You only get one chance to make a first impression
You have passed the first hurdle now it is time to sell yourself in person to the prospective employer.
Your knowledge and skills are the foundation for a successful interview and you need to build on that foundation with preparation, research and communication. This guide helps you to ensure you are well prepared and show yourself in the best possible light.
Gone are the days when interviews were a one-way process for the employer to ascertain your suitability for them, it is for you to decide if they are right for you too. Preparing what you want to learn from them is key to the process. Your aim is to walk out of the interview knowing whether you want the job, rather than having questions.
The standard interview format is usually face to face however more and more employers are doing telephone or Skype interviews as an initial stage, and carrying out assessment centres to assess multiple candidates.
Often a telephone interview will be an initial tool to ascertain interest and suitability on both parts. They can take the form of a short information gathering interview where the interviewer does a basic CV walk through discussing your experience and the role with you. Alternatively it can be a technical interview to ensure that you have the key skills required to take the process further.
Skype interviews are a convenient way for employers to see and speak to you to ascertain your suitability for a role. The benefits for you include flexibility in terms of location, time-saving and no travel costs.
During a face to face interview it is much easier for the employer to gauge how you deal with particular situations and how you would fit in their team as they can interact directly with you. There may be a tour involved, which gives you the opportunity to see the work environment and gives them the chance to interact with you in a less formal setting.
Assessment centres will often last for a half day or a whole day and so can be quite intense and potentially tiring, so be prepared. This format usually includes one-to-one interviews, group tasks or activities, testing, assessment exercises and often presentations. Each candidate is assessed on their performance in each part of the assessment, including their individual contribution during the group tasks and how they interact as part of a group. You only get one chance to make a first impression and they really do count, so make it a good one!
Ensure that you have researched the company well and understand fully who they are and what they do. Look through their website in detail to get a clear picture of their business, markets, customers, products and technology etc.
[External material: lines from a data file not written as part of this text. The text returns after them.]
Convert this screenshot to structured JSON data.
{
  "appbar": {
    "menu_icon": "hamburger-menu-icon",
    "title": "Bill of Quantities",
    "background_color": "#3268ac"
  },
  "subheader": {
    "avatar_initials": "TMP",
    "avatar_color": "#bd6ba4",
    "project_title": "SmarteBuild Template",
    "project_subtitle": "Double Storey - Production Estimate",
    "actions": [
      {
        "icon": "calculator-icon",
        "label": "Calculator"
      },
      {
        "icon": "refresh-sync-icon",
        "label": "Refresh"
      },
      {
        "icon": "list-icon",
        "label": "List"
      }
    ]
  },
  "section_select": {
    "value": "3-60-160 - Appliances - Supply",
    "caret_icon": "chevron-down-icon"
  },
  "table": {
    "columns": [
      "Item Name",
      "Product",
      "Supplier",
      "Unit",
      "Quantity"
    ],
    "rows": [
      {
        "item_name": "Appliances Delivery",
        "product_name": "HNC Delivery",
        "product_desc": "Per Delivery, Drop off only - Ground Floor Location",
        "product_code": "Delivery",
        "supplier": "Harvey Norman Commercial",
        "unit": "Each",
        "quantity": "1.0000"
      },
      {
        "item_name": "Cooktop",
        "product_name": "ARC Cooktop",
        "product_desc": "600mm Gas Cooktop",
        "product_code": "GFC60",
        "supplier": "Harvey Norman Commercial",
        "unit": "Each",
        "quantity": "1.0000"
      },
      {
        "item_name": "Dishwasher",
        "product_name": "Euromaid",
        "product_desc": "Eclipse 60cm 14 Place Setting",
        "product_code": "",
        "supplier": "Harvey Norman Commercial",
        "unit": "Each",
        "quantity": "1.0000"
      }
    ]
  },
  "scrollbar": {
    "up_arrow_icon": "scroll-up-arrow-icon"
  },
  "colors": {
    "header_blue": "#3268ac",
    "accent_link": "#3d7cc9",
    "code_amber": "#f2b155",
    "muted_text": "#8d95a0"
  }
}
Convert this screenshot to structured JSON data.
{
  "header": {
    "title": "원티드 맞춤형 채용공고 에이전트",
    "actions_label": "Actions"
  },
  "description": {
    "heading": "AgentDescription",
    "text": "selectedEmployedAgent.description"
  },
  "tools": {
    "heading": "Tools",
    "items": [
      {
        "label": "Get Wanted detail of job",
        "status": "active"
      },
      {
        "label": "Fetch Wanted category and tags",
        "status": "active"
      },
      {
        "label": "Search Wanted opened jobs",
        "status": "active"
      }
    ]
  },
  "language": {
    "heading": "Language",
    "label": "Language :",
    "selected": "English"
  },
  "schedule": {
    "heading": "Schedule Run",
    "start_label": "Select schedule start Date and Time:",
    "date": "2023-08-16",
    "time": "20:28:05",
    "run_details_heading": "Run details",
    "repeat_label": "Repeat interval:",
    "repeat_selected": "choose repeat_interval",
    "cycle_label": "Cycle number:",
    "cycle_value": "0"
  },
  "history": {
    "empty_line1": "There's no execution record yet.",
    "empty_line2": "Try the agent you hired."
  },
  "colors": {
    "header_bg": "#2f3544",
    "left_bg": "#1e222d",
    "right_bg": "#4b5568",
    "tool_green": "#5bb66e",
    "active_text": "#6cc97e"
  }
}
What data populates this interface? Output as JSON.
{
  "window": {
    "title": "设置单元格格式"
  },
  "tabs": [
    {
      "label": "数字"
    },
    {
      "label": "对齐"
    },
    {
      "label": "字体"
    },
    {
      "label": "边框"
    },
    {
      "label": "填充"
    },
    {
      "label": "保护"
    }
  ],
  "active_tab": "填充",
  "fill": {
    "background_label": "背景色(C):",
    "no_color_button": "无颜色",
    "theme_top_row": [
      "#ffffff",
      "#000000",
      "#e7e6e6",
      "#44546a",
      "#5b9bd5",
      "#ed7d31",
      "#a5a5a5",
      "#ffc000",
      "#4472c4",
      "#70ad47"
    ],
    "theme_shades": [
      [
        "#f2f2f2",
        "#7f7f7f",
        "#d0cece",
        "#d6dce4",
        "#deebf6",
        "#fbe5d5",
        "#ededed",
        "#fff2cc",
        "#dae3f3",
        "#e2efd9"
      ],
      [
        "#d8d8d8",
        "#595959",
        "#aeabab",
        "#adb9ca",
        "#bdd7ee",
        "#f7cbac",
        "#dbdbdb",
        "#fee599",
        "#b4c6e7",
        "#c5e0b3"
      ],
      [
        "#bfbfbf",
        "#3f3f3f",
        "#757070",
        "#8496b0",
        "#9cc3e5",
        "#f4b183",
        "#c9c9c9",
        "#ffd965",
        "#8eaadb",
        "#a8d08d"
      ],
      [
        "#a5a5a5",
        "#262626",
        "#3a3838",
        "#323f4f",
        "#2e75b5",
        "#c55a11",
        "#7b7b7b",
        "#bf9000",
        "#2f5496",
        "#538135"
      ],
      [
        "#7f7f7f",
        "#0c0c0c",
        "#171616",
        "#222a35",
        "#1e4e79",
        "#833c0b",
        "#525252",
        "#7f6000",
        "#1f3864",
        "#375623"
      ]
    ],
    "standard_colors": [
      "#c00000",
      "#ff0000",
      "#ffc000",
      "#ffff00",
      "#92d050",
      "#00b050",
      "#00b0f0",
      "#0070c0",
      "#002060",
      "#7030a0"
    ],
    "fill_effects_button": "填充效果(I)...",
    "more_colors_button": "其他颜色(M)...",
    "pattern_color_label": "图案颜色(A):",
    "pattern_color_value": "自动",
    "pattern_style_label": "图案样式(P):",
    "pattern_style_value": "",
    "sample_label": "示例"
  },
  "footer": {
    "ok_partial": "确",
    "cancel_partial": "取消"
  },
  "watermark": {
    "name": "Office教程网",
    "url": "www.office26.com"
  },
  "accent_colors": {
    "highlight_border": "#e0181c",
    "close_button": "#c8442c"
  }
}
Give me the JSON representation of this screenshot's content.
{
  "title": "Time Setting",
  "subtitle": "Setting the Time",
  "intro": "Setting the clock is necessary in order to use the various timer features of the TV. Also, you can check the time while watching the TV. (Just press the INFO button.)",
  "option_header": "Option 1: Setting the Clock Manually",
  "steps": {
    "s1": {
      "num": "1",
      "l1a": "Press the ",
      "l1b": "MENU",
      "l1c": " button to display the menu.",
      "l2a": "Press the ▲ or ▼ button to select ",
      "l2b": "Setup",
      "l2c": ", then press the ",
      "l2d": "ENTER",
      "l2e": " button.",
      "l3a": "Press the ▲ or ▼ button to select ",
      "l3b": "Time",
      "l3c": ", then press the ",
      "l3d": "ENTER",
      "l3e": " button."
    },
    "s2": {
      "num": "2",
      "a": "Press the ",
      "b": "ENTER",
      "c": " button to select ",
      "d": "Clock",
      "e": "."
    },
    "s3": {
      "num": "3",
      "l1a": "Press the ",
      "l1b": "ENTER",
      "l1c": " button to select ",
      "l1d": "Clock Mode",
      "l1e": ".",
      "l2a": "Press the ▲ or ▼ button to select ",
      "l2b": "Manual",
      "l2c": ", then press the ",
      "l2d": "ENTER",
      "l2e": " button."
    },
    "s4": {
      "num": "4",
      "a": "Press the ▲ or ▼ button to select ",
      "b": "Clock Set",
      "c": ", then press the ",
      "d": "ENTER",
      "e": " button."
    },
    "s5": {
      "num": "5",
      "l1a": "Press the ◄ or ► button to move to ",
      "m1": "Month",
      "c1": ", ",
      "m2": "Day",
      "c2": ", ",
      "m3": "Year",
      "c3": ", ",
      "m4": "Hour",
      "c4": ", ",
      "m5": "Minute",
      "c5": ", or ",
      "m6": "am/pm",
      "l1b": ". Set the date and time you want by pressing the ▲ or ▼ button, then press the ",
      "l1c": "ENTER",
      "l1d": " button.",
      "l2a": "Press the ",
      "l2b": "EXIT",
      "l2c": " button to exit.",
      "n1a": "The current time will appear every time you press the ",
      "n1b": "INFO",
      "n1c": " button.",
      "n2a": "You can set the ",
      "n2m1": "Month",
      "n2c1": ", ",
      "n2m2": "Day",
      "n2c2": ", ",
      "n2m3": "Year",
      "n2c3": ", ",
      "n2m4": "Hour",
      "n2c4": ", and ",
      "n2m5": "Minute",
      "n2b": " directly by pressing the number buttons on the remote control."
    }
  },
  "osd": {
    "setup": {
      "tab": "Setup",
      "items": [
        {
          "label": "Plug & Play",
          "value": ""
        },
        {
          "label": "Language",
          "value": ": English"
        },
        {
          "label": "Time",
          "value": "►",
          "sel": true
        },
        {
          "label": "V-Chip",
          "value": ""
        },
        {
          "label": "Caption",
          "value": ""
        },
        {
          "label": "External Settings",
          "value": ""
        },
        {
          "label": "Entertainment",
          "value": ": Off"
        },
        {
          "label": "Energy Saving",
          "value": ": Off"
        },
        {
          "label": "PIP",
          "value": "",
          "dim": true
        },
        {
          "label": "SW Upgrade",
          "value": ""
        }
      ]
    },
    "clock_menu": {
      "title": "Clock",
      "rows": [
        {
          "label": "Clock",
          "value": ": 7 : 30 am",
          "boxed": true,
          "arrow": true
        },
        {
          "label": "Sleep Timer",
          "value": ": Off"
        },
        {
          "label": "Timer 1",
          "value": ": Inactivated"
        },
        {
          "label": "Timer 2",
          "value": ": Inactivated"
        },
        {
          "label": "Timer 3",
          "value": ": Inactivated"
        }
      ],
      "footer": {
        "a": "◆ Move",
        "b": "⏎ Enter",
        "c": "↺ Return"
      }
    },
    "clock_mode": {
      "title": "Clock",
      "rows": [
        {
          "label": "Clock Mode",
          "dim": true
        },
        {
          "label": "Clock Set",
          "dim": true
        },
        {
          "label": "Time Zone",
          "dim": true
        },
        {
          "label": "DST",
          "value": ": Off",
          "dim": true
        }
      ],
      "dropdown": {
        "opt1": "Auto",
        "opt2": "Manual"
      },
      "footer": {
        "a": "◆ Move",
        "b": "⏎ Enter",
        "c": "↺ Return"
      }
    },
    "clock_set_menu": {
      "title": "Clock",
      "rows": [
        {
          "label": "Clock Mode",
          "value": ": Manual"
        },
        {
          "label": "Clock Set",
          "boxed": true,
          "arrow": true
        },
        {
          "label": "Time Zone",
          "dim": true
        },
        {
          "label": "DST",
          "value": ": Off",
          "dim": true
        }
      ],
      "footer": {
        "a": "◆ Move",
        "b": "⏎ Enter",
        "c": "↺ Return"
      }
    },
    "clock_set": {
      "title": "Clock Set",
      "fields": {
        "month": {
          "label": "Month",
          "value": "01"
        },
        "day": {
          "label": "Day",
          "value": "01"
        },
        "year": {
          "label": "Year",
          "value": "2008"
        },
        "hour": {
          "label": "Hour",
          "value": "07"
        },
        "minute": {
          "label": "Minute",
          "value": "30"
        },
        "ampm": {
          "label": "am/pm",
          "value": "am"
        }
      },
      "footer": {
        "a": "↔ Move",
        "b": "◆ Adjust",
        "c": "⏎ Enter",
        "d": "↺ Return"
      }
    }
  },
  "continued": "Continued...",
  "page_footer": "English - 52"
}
Prepare a high-level overview of the company that you can deliver when asked what you know about them. Always avoid quoting verbatim from their website, this sounds unnatural and they will pick up on it.
If they have a News or Publications section on their website, read through it as this will give you information about recent wins, projects, acquisitions or appointments and potential discussion points during the interview. It looks very good if you can talk about a recent project or client win of theirs during the interview.
Ensure you know who you will be meeting at the interview and do some research on them as well. Go on Linkedin to look at their profile, sometimes this can create talking points during the interview for example if you went to the same university, worked at the same company, similar route of progression etc. This can help build rapport.
Go through the job spec and on your CV, identify where your skills match their requirements so that you can highlight this during the interview. Perhaps even prepare some examples of projects or responsibilities that are most relevant to them.
Prepare for all of the standard interview questions shown below and wherever possible try to give an example as part of your answer. So if you are asked “how do you deal with conflict?” give an example of a time that you have had to do this including the situation, the action you took and what the positive outcome was. This allows you to demonstrate that not only can you do what they’ve asked but that you have done so successfully in the past.
Ensure that you also prepare a list of questions to ask them, as you will usually be invited to do so at the end of the interview. These questions should be intelligent and show you are engaged in the process, making you stand out from the other candidates. Therefore it is best to avoid asking about work hours, holidays and benefits and focus on career opportunities and company strategy instead.
At the close of the interview it is a good idea to ask the interviewer if they have any concerns about your suitability for the role. This gives them the opportunity to tell you if they see a potential area of weakness and gives you the chance to cover this and hopefully overcome the concern. If this is too direct for you, an alternative is to ask them if they need any further information from you to establish your suitability.